Samara

What is Russia like? It’s difficult to explain to people who have never been to a “second world country.” The West likes to paint Russia as a depraved place but in reality, it’s not that bad. It’s not like the wild wild west. It has nice parts and poor parts. It has problems but also extravagant luxury at times. The divide between rich and poor is outrageous in the US. But I feel like in Russia, it is an even wider gap. The rich control everything and regular people are left with nothing.  

The city that I spent most of my time in while living abroad is Samara. I have so many mixed feelings about Samara. It is the ninth largest city in Russia, with a population of over one million. It is part of Western Russia but at least eight hours by train away from Moscow and St. Petersburg. It is on the banks of the Volga River.

Before coming to Samara, I had been told that it is the “San Francisco of Russia.” That’s one way of looking at it. The city is known for its embankment which sits on a downhill slope towards the Volga River. So I can… sort of… see it that way? The city comes alive in the summer. In the summer, it is certainly a place where people roller skate, lay out on the beach, barbecue, all that fun stuff. 

I lived in Samara for nine months. I had four different jobs. I worked full time as a university lecturer, part time at a private language center, part time at a local gymnasium (a fancy term for private school), and at a work and travel program. The university lecturer job was ok. The differences between American and Russian university students is pretty stark. For one, university is almost free. More people attend university in Russia than they do in the US. Because of that, there is a sense that it is high school 2.0. It is basically a requirement to go. It seems like the stereotype of people who do not go into university when they’re eighteen is that they go straight into the army. They also have a different culture of the army, that there is a higher concentration of recruits from poorer ethnic republics. Another aspect is that in the US, higher education is seen as necessary for job advancement and higher pay. In Samara, that was not the situation because wages are stagnated and a degree does not guarantee a good job, a high paying job, or even a job within the industry. I am aware those are not the outcomes in the US either, but there is more of a match. For example, in my college of education program in the US, every one of my peers became an elementary school teacher, whereas the pedagogy program I worked at in Samara, only a few students pursued that after graduation. 

One of the better jobs I had in Samara was working at a work and travel program. Basically, many countries, such as Russia, have programs that help youth find temporary minimum wage jobs in the US. Often, these are roles in theme parks and stores. Many of my students ended up working in New York City, some in Ohio, some in Wisconsin. It was just what was available or what their other friends had connections at. If you ever wonder why there are so many foreign young people staffing theme parks, it is probably because they are taking a part of a short-term work and travel program. These programs try to get students visas to come work. Often, it is under an “illegal” tourist visa. Many students overstay their visa and never return to their home country. Conditions are pretty bad, and job prospects can be low, so it is understandable that some may not want to return. When I stayed in Turkey, I had also met people who had taken part of a work and travel program to the US. 

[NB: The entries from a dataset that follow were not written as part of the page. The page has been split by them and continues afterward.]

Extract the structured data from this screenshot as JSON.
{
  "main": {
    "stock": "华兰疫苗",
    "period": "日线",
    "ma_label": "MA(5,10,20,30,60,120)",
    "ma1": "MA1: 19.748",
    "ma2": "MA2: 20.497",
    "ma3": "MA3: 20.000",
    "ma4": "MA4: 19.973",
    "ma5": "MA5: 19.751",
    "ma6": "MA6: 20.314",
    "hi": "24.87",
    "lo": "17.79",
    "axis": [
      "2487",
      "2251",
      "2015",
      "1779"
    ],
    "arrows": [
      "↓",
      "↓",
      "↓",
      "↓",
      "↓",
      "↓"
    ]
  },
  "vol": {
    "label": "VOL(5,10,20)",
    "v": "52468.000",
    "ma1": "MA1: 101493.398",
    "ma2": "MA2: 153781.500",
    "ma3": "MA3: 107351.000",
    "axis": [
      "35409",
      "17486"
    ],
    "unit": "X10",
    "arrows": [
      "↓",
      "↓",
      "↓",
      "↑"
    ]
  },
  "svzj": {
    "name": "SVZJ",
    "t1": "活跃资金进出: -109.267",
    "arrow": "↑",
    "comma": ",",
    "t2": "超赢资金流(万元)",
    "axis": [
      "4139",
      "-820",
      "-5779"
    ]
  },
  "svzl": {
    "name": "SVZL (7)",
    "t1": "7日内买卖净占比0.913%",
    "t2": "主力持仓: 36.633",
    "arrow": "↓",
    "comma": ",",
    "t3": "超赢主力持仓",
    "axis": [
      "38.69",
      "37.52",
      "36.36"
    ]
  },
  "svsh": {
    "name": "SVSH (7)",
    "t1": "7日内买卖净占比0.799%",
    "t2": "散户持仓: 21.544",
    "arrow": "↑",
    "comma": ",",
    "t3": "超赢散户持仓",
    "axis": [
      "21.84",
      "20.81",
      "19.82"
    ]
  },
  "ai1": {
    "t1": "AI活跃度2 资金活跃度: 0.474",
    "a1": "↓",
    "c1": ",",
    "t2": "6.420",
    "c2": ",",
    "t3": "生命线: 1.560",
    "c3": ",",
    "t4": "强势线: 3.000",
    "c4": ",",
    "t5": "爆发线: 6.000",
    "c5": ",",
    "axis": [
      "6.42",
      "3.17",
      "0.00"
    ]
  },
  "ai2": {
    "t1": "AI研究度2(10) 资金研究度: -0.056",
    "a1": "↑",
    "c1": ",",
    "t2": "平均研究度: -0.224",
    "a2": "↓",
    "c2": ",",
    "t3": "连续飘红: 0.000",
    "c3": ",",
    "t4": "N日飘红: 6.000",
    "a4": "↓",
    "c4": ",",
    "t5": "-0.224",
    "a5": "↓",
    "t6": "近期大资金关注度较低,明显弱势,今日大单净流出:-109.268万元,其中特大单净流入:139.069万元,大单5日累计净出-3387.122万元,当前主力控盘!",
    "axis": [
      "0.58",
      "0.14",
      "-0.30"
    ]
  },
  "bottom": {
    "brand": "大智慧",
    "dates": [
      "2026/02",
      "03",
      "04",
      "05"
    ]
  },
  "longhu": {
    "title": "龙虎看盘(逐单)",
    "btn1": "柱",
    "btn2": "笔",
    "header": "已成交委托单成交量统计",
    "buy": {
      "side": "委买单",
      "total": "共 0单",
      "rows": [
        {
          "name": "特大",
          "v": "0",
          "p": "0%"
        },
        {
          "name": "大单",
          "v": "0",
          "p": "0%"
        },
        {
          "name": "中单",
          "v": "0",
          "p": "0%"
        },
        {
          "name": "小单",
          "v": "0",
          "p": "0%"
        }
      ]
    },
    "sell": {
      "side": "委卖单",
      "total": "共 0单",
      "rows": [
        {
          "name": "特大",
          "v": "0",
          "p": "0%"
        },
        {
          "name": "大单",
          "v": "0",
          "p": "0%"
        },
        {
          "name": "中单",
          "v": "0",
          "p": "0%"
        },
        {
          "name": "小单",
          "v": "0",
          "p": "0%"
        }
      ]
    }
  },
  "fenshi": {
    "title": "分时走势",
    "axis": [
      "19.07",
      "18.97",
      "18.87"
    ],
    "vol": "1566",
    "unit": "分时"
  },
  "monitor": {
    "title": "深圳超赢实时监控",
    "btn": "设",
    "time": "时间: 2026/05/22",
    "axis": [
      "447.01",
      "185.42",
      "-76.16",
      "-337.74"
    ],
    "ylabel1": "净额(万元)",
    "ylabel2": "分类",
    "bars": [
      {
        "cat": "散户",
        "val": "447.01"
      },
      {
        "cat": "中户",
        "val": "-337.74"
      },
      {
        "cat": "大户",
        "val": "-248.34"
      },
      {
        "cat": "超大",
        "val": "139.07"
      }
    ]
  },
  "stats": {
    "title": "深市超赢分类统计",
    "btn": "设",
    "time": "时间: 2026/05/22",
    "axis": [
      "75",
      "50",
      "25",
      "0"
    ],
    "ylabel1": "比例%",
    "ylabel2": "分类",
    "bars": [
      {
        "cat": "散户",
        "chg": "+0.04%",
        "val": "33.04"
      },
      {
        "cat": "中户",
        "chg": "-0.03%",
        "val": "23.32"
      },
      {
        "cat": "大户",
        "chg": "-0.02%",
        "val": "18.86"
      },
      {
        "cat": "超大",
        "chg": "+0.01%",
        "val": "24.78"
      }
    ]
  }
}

I held an informal English club at a work and travel center once a week. Students would come to prepare their paperwork and get ready for an English interview at the American embassy in Moscow. At every turn, there were so many ways Russian students would be turned around. For one, it is expensive to file for a visa. The paperwork is complex. They need to secure a job interview with the park, store, or restaurant, they intend to work. After that, they need to travel to Moscow, which is pretty expensive compared to travel in the US. Most students travel by train to Moscow and find friends to stay with, as hotels are also out of a typical Russian student’s financial means. They can pass all those steps but then fail their English interview at the American embassy. They might not show strong enough English skills. They might not make a convincing enough argument. They might cast doubt that they may not keep to their promise of returning home after the job assignment. It was tricky. At the club that I taught, my job was just to tell students about American culture. It was pretty fun. 

A majority of the questions had to do with what was New York City like and had I ever been to the Statue of Liberty. Students also wanted to confirm of things they had seen in American movies were real – like Fourth of July being a big holiday or frat parties were a real phenomenon. I had never been to New York City prior to traveling to Russia, so I didn’t have much to offer. I told them a lot about Texas, though, but I don’t think I convinced any of them to travel there. 

What is sad to me is that even after such a process, they will be earning below minimum wage at these American jobs. However, I met many happy students who returned summer after summer to work in the same parks. I also met students who stayed and are technically undocumented, cannot return to Russia. I feel like our countries could do better as providing short term jobs with higher pay. Or at least more specialized work. But as the US workplace is mostly monolingual, it’s difficult to think of other solutions.

I also became really good friends with the administrator of these work and travel English club meetings. We had a lot in common and I got to see her again when I visited Los Angeles. Even though Samara got to be dreary at times, I was happy to share traditions like Valentine’s Day and Christmas with young people.